### PROBLEM TO WORK ON
For each line of the data below that holds "ESPARGARO", copy the line.

### Stored items from a collection
^^^^
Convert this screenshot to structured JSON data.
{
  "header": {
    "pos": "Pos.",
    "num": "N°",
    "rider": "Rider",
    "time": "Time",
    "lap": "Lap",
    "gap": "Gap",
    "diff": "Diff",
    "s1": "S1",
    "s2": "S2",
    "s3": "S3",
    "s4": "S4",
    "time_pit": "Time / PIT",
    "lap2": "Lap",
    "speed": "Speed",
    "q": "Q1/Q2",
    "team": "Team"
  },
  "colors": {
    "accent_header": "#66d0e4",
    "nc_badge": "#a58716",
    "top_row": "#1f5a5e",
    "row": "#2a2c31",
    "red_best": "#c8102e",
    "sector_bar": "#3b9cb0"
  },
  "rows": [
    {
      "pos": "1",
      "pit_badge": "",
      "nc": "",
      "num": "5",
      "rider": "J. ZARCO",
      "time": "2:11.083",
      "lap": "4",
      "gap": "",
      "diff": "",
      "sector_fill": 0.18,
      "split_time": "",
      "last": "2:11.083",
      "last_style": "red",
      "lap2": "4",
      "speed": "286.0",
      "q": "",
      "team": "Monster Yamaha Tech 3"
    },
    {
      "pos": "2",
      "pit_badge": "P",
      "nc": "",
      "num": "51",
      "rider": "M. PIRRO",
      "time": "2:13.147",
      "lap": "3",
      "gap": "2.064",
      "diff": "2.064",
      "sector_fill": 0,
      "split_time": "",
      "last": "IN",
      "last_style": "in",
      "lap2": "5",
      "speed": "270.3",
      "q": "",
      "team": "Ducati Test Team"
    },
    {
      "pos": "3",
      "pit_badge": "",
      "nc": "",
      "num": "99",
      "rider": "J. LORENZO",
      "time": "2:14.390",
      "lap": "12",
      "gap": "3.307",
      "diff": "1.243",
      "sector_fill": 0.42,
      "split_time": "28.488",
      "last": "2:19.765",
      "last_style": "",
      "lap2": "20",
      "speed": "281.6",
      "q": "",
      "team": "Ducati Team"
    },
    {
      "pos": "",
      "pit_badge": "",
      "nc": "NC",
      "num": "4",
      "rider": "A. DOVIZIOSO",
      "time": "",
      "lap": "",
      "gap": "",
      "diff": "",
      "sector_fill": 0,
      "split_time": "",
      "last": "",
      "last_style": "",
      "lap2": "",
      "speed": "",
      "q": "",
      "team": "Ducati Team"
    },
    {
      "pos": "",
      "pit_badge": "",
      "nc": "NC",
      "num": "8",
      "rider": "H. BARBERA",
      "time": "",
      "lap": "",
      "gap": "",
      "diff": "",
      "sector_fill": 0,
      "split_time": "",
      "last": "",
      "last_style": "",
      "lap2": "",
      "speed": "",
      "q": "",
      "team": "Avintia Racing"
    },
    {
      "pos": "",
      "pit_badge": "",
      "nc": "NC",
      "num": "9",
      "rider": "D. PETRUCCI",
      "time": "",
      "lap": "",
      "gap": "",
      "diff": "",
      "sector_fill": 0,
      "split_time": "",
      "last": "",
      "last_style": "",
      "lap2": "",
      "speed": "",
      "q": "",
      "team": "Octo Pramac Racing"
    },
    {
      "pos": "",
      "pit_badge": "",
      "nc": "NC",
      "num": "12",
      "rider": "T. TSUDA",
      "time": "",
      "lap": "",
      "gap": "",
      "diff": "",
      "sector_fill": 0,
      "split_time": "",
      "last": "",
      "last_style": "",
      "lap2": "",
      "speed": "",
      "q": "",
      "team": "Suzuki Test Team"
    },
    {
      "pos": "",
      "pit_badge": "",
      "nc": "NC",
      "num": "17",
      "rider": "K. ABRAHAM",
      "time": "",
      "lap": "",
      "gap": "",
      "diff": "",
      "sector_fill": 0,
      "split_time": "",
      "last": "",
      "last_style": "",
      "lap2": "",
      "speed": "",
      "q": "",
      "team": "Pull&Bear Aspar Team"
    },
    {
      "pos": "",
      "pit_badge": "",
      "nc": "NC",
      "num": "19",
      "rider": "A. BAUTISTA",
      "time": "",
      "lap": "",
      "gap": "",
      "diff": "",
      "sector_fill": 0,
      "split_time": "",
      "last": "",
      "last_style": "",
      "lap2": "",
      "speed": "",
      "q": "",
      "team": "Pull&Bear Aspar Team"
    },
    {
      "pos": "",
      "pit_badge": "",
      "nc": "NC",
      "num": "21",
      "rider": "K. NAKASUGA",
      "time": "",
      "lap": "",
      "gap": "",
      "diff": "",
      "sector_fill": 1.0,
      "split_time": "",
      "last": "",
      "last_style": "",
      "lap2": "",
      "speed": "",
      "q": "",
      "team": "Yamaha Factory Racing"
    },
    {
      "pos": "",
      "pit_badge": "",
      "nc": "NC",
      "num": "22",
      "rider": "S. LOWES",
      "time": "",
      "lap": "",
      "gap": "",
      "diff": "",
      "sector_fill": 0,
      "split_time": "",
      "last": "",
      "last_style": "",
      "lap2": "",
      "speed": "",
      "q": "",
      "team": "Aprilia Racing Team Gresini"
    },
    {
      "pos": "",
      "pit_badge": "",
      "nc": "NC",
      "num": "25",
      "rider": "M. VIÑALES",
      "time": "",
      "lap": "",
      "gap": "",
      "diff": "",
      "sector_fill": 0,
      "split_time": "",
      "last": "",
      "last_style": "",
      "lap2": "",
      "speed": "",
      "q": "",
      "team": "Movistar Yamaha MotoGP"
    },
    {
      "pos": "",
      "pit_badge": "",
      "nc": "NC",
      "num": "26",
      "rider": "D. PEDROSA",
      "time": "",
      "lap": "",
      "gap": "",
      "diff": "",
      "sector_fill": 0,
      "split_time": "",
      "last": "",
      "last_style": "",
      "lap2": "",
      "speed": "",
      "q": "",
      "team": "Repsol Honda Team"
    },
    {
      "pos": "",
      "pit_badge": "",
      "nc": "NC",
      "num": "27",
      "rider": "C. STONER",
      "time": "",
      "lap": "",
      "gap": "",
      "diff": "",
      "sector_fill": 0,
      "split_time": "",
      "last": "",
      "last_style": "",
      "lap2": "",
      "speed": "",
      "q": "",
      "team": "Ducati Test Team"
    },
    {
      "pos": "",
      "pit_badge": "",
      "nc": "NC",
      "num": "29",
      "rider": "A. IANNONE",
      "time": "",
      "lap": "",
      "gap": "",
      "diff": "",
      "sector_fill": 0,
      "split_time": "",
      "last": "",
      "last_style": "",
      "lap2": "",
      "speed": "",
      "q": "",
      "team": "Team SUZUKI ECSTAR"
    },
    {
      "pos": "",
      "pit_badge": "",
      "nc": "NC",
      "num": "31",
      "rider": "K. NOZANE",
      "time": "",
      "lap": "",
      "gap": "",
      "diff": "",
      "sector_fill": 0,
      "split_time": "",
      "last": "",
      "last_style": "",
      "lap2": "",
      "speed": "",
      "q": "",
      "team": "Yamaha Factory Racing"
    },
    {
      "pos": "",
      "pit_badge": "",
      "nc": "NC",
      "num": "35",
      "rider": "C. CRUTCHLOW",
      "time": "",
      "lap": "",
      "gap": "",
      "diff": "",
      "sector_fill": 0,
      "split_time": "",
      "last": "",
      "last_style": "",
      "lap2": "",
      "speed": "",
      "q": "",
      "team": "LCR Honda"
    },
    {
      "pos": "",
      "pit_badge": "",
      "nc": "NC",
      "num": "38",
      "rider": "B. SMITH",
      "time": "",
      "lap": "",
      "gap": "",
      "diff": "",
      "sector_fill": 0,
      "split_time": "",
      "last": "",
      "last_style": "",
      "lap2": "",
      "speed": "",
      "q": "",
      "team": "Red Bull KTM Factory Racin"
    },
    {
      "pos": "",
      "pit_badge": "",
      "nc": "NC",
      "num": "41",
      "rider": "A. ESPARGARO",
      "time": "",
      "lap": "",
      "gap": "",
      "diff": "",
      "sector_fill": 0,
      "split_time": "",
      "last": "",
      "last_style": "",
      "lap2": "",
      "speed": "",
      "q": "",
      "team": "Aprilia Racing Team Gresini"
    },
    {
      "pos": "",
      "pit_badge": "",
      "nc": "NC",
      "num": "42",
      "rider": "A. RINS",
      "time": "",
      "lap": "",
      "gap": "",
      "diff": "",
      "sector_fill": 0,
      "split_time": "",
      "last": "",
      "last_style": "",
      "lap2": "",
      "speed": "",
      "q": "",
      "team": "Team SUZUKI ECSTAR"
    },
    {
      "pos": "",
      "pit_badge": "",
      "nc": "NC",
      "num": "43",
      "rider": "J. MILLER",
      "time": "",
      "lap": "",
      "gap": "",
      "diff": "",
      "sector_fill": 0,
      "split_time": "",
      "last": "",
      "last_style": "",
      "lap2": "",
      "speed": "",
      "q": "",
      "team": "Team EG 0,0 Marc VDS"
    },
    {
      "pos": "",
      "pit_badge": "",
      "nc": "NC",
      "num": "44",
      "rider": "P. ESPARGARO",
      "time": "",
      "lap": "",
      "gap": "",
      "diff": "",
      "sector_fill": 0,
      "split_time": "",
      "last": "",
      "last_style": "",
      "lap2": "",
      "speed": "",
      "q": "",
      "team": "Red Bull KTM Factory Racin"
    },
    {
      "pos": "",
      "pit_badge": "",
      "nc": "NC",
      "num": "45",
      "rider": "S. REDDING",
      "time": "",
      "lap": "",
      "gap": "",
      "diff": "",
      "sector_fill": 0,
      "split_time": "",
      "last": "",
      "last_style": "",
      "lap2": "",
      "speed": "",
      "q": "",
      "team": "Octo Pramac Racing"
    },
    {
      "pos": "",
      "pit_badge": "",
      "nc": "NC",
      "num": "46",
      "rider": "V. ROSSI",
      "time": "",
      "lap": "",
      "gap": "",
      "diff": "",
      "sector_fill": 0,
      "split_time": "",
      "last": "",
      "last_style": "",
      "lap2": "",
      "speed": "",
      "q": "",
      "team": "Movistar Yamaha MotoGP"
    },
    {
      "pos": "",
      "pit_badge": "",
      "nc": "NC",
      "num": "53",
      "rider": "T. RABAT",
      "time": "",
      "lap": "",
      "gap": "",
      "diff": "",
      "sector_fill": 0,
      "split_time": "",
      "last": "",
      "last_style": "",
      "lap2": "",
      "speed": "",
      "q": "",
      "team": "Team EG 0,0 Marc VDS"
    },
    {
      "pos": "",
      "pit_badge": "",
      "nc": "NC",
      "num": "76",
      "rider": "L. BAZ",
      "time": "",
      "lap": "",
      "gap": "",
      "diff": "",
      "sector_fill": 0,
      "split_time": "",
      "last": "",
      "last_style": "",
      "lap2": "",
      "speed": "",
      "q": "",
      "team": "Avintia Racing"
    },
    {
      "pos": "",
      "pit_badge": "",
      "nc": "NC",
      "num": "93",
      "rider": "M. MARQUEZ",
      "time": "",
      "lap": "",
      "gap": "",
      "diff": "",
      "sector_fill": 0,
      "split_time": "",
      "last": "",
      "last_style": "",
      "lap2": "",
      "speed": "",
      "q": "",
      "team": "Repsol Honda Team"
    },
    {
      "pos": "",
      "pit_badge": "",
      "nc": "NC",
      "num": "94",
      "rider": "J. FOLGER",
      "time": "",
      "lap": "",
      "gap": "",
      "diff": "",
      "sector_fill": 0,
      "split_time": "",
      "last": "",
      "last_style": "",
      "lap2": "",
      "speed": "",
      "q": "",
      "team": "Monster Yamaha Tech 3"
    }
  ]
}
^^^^
### YOUR SOLUTION
      "rider": "A. ESPARGARO",
      "rider": "P. ESPARGARO",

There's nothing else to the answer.